Lawrence Lessig: I don’t know what Google is doing, though if they are trying to negotiate exclusive deals for privileged access, that shows exactly why we need network neutrality regulation […] I’ve not seen anything during the Obama campaign or from the transition to indicate it has shifted its view about network neutrality at all.

Perhaps the only position correctly reported in the WSJ story is that Yahoo and Microsoft have strayed from the pro-Network Neutrality crowd. However, that separation occurred two years ago when they tightened their relationships with Telecom companies and was therefore, not a new development as the Journal implied.

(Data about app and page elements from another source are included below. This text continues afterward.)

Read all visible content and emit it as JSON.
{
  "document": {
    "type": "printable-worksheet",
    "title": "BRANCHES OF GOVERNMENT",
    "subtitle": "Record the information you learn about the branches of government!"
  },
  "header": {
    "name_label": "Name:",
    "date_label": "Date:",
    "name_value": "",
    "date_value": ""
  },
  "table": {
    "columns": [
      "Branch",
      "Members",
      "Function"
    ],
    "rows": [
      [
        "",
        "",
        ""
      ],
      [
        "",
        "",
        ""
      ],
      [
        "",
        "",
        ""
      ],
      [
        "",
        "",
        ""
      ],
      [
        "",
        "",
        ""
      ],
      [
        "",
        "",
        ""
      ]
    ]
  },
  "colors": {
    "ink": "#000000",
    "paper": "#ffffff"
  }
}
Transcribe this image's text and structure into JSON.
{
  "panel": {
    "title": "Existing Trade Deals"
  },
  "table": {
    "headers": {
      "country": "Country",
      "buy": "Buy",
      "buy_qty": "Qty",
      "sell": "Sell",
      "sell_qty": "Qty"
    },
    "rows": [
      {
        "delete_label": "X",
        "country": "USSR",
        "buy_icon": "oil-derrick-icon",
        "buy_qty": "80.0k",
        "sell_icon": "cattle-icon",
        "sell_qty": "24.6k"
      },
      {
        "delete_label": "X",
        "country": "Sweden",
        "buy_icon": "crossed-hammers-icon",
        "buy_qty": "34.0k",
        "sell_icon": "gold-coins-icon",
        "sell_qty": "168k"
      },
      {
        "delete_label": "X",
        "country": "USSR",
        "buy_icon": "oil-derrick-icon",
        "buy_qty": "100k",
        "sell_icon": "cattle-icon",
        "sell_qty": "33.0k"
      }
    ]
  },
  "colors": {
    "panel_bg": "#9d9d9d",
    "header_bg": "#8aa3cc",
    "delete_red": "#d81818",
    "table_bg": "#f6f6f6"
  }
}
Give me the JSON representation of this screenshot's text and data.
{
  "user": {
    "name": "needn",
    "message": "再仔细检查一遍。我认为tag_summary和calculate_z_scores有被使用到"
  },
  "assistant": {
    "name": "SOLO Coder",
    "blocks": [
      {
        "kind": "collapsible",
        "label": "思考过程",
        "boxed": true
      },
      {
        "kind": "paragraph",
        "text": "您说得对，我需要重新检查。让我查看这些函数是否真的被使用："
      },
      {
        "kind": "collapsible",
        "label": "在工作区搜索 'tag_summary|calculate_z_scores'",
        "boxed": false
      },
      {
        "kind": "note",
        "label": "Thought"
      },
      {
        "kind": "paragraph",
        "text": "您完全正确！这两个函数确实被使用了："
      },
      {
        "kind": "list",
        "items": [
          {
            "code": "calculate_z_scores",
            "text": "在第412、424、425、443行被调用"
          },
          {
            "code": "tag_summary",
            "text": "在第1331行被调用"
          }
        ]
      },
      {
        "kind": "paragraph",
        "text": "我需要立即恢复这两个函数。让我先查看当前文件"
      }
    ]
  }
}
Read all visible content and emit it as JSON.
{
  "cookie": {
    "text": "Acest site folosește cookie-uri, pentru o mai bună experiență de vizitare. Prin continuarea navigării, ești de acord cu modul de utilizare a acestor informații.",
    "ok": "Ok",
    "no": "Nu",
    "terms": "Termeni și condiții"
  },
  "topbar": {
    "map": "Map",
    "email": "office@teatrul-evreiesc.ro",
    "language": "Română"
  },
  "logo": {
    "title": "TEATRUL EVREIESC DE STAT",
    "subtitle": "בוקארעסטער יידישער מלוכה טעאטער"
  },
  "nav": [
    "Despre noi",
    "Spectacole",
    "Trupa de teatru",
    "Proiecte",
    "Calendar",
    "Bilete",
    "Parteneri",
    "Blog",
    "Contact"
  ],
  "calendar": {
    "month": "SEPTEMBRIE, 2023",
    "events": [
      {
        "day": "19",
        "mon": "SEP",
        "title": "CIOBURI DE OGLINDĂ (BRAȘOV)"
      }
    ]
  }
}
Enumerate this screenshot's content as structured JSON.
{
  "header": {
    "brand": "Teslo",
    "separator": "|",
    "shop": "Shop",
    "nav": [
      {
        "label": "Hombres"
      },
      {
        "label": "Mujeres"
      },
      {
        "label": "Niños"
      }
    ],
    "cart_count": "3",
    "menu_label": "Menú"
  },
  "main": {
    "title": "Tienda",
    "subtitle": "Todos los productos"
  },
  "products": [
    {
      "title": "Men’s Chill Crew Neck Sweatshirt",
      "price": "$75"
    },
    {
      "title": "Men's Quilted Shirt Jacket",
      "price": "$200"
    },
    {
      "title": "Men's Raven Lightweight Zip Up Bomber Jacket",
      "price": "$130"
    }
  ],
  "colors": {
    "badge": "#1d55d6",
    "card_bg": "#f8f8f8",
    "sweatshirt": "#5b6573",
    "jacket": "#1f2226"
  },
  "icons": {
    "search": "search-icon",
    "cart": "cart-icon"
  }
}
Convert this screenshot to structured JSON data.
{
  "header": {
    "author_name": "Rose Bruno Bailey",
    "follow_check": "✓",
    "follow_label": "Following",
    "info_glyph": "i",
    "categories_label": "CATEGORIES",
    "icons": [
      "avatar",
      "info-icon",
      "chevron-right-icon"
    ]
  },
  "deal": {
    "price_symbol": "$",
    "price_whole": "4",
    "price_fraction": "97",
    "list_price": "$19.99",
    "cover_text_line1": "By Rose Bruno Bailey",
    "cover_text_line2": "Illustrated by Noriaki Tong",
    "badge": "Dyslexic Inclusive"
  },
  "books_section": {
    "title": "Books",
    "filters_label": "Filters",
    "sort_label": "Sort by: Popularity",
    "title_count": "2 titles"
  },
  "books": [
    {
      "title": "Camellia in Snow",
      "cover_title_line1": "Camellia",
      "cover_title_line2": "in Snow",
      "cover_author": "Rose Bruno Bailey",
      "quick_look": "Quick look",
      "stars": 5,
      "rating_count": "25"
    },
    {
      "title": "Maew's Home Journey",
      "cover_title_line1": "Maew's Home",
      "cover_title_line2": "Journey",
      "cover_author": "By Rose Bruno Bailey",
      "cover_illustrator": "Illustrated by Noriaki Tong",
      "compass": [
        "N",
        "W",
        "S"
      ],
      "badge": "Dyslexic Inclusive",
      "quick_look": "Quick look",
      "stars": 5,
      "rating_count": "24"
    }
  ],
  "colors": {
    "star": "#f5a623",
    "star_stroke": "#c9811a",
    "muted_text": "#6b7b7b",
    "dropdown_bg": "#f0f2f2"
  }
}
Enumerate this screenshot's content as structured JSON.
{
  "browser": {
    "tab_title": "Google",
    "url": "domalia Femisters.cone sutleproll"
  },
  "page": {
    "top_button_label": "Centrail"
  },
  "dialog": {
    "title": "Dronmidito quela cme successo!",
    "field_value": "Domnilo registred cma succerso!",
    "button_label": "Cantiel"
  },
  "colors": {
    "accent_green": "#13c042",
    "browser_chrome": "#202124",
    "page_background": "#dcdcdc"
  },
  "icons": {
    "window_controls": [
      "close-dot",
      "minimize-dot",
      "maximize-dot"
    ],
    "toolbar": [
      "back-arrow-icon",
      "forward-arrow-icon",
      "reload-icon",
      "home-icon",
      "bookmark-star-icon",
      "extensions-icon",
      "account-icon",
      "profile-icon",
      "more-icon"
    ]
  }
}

So why would the Journal so badly mangle this story? They obviously didn’t bother to seek comments from the people or companies they quoted. Reporting the accurate positions of these parties would not have been difficult to do. Instead, the misquoted parties had to find other forums to set the record straight after the Journal had already hit the streets.

It would be easy to blame this shoddy work on the new Wall Street Journal as envisioned by its new owner, tabloid merchant Rupert Murdoch. But it goes deeper than that. The main companies that oppose Network Neutrality are the big Telecom and Cable businesses. Murdoch’s News Corp is heavily dependent on them for distribution of his television networks. He launched his Fox Business Network one year ago and it is still struggling for carriage. It presently passes less than half the homes of its primary competitor, CNBC. Do you think that Murdoch might be interested in getting AT & T, Comcast, Time Warner, etc., to put FBN on all of their systems? Do you think that he might like to get favored treatment and channel space for Fox News, FX, Fox Sports, National Geographic, and the rest of his cable properties?

And the big question: Do you think that Murdoch would use his Wall Street Journal to lobby for the interests of his other business assets? Of course he would – he’s Rupert Murdoch.